For patients with antineutrophil cytoplasm antibody (ANCA)-associated vasculitis (AAV), a reduced-dose glucocorticoid plus rituximab regimen was noninferior to a high-dose glucocorticoid plus rituximab regimen for remission induction at 6 months, according to study results published in JAMA.
To compare efficacy and adverse events of the reduced-dose and the high-dose glucocorticoid plus rituximab regimens, patients with newly diagnosed AAV without severe glomerulonephritis or alveolar hemorrhage were enrolled in a phase 4, multicenter, open-label, randomized, noninferiority trial (ClinicalTrials.gov Identifier: NCT02198248).
Of 140 patients (mean age, 73 years; 57.8% women) included in the study, 70 patients received reduced-dose prednisolone (0.5 mg/kg/d) plus rituximab (375 mg/m2/wk; 4 doses) and 70 received high-dose prednisolone (1 mg/kg/d) plus rituximab. A total of 134 participants completed the study.
At 6 months, 49 of 69 (71.0%) patients in the reduced-dose group and 45 of 65 (69.2%) patients in the high-dose group achieved remission. The treatment difference between groups was 1.8 percentage points (1-sided 97.5% CI, -13.7 to ∞), which met the noninferiority criterion (P =.003 for noninferiority). In the reduced-dose group, early relapse occurred in 3 patients while no early relapses occurred in the high-dose group; the frequencies were not statistically different. In the reduced- and high-dose groups, 2 and 3 deaths occurred, respectively, but they were not statistically different.

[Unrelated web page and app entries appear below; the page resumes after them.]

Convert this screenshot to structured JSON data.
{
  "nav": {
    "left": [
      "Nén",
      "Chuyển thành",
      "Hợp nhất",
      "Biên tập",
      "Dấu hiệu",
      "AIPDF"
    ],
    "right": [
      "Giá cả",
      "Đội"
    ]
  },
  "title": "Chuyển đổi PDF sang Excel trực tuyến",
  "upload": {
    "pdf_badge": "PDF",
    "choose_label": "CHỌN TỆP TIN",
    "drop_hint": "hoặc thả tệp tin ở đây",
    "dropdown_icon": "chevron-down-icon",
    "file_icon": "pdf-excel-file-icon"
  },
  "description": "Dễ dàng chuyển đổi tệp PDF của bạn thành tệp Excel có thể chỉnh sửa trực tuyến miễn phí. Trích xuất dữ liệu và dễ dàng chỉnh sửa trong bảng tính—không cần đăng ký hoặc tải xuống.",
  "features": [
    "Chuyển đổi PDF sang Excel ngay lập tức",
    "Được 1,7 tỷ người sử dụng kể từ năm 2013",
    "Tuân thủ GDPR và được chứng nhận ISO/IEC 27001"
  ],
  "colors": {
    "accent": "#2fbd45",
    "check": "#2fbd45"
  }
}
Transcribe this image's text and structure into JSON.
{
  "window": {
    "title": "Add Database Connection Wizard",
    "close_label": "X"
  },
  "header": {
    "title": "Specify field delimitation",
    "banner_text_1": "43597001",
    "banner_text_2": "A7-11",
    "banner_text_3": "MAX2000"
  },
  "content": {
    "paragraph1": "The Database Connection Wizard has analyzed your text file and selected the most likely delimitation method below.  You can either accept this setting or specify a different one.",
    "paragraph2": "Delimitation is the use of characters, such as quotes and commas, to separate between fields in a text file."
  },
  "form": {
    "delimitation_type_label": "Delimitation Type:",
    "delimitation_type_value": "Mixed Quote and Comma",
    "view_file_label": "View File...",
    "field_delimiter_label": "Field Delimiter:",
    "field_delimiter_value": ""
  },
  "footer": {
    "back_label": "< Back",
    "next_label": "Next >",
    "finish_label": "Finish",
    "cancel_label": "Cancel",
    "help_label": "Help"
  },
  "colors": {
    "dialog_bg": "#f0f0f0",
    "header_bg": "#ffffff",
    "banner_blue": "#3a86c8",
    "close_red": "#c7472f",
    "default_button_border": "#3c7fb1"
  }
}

In the reduced-dose group, serious adverse events were less frequent with 21 events occurring in 13 patients (18.8%) while 41 events in 24 patients (36.9%) occurred in the high dose group (difference, -18.1%; 95% CI, -33.0% to -3.2%; P =.02). The frequency of serious infections was also lower in the reduced-dose compared with the high-dose group; 7 events in 5 patients (7.2%) and 20 events in 13 patients (20.0%), respectively (difference, -12.8%; 95% CI, -24.2% to -1.3%; P =.04). The predefined glucocorticoid-related adverse events, diabetes, insomnia, and all infections also occurred less frequently in the reduced-dose group.
There were several study limitations. The trial was open label; the primary endpoint was assessed using both subjective and objective measures; disease phenotypes were representative of Japanese patients because the trial took place within the single nation of Japan; only newly diagnosed patients without comorbidities requiring glucocorticoids were included in the study; and the basis for setting the noninferiority margin was weak and potentially too wide.
According to the researchers, “To our knowledge, this is the first trial in ANCA-associated vasculitis showing that a lower glucocorticoid dose may reduce serious adverse events.”
Disclosure: Some study authors declared affiliations with biotech, pharmaceutical, and/or device companies. Please see the original reference for a full list of authors’ disclosures.
Furuta S, Nakagomi D, Kobayashi Y, et al; LoVAS Collaborators. Effect of reduced-dose vs high-dose glucocorticoids added to rituximab on remission induction in ANCA-associated vasculitis a randomized clinical trial. JAMA. 2021;325(21):2178-2187. doi:10.1001/jama.2021.6615